WHAT IS BEING ASKED: Search the material below for lines containing the string "kind", and copy every one you find.

DATA SUPPLIED:
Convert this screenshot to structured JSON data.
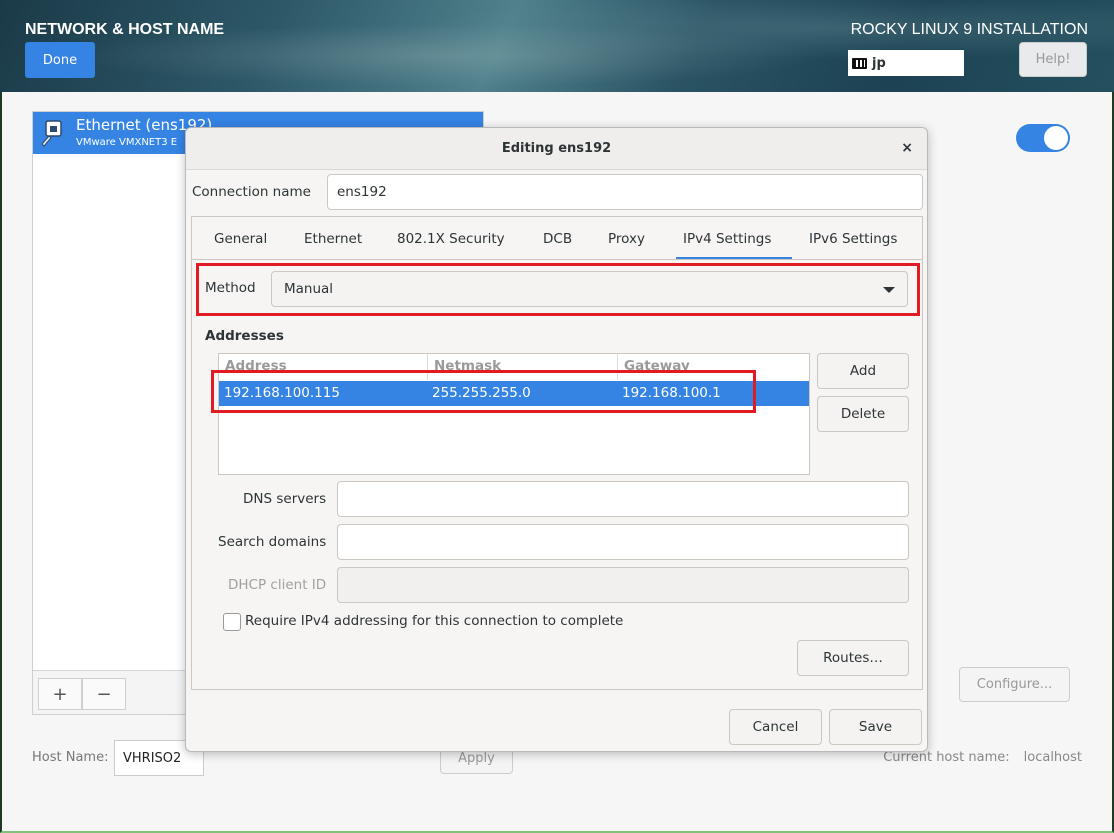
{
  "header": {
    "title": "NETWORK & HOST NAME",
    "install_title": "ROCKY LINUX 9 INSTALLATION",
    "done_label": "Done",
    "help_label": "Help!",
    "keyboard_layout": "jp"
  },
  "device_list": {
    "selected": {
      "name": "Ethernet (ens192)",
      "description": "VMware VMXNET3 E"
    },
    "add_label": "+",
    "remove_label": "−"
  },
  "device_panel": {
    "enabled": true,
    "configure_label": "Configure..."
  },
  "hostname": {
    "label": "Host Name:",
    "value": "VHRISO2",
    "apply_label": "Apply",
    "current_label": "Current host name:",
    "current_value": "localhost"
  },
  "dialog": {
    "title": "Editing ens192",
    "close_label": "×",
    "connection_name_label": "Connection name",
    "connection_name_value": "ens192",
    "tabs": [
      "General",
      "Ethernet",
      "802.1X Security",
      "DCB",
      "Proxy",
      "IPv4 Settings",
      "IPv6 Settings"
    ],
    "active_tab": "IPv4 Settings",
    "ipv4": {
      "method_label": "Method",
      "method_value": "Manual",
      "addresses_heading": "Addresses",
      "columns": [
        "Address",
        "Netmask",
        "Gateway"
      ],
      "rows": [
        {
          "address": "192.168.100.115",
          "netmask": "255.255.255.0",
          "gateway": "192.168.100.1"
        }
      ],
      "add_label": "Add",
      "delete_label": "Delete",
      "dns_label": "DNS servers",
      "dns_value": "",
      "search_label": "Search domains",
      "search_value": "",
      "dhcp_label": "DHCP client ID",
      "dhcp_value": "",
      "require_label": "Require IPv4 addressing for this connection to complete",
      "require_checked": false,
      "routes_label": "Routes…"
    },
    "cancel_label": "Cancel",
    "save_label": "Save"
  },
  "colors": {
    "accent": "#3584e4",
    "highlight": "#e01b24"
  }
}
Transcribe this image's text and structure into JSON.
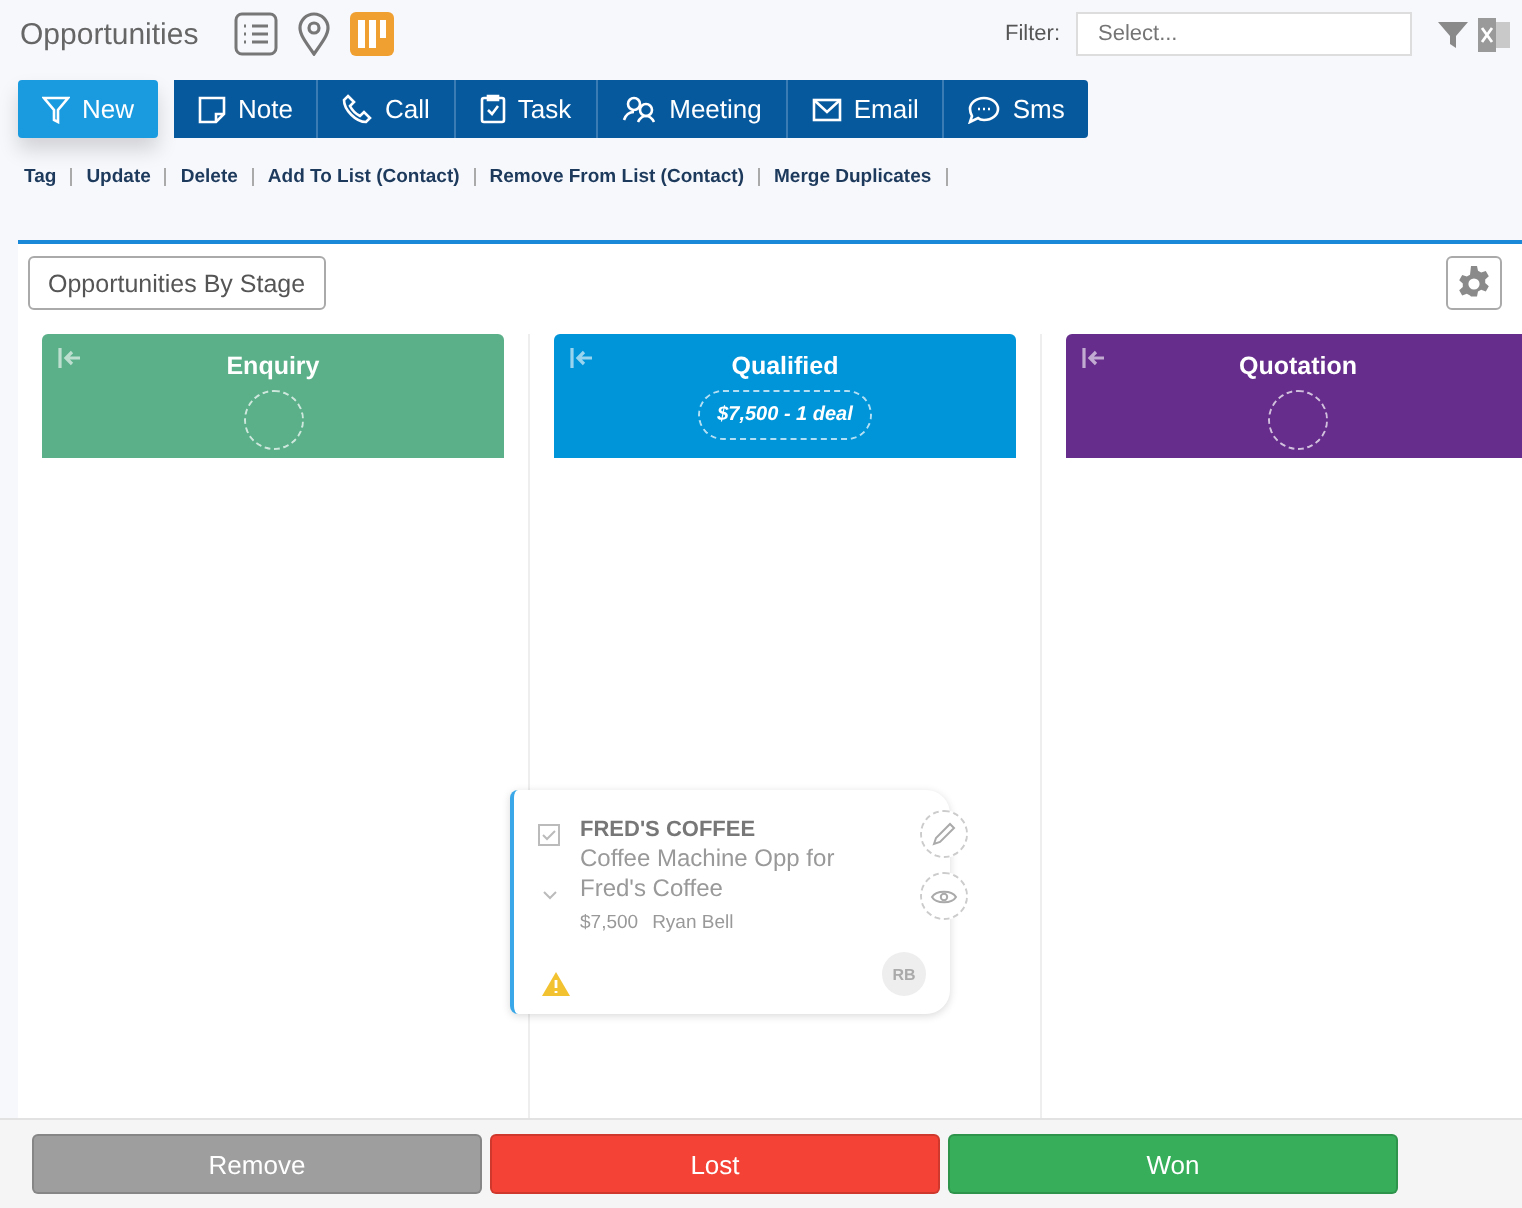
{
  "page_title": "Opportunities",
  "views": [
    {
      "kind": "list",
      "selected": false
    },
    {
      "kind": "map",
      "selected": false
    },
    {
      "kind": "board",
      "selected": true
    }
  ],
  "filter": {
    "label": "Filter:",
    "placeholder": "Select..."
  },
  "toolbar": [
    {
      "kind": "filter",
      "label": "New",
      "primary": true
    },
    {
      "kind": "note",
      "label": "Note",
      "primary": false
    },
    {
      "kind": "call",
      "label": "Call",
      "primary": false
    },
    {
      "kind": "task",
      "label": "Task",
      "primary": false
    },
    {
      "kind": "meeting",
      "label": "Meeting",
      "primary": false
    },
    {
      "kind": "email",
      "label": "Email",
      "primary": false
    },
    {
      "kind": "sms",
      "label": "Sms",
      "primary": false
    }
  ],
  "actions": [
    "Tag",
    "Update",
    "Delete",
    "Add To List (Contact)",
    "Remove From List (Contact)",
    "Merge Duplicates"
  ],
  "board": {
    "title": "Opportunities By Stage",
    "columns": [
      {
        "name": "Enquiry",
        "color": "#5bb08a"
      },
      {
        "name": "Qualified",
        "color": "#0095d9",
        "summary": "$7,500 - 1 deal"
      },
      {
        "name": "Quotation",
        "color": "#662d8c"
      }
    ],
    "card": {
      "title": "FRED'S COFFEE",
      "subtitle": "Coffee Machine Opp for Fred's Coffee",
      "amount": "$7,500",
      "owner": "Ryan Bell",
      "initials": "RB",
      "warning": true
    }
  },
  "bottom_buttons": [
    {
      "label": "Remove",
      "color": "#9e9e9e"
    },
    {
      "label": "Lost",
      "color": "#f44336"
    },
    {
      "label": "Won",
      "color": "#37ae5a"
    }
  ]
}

WORKED SOLUTION:
      "kind": "list",
      "kind": "map",
      "kind": "board",
      "kind": "filter",
      "kind": "note",
      "kind": "call",
      "kind": "task",
      "kind": "meeting",
      "kind": "email",
      "kind": "sms",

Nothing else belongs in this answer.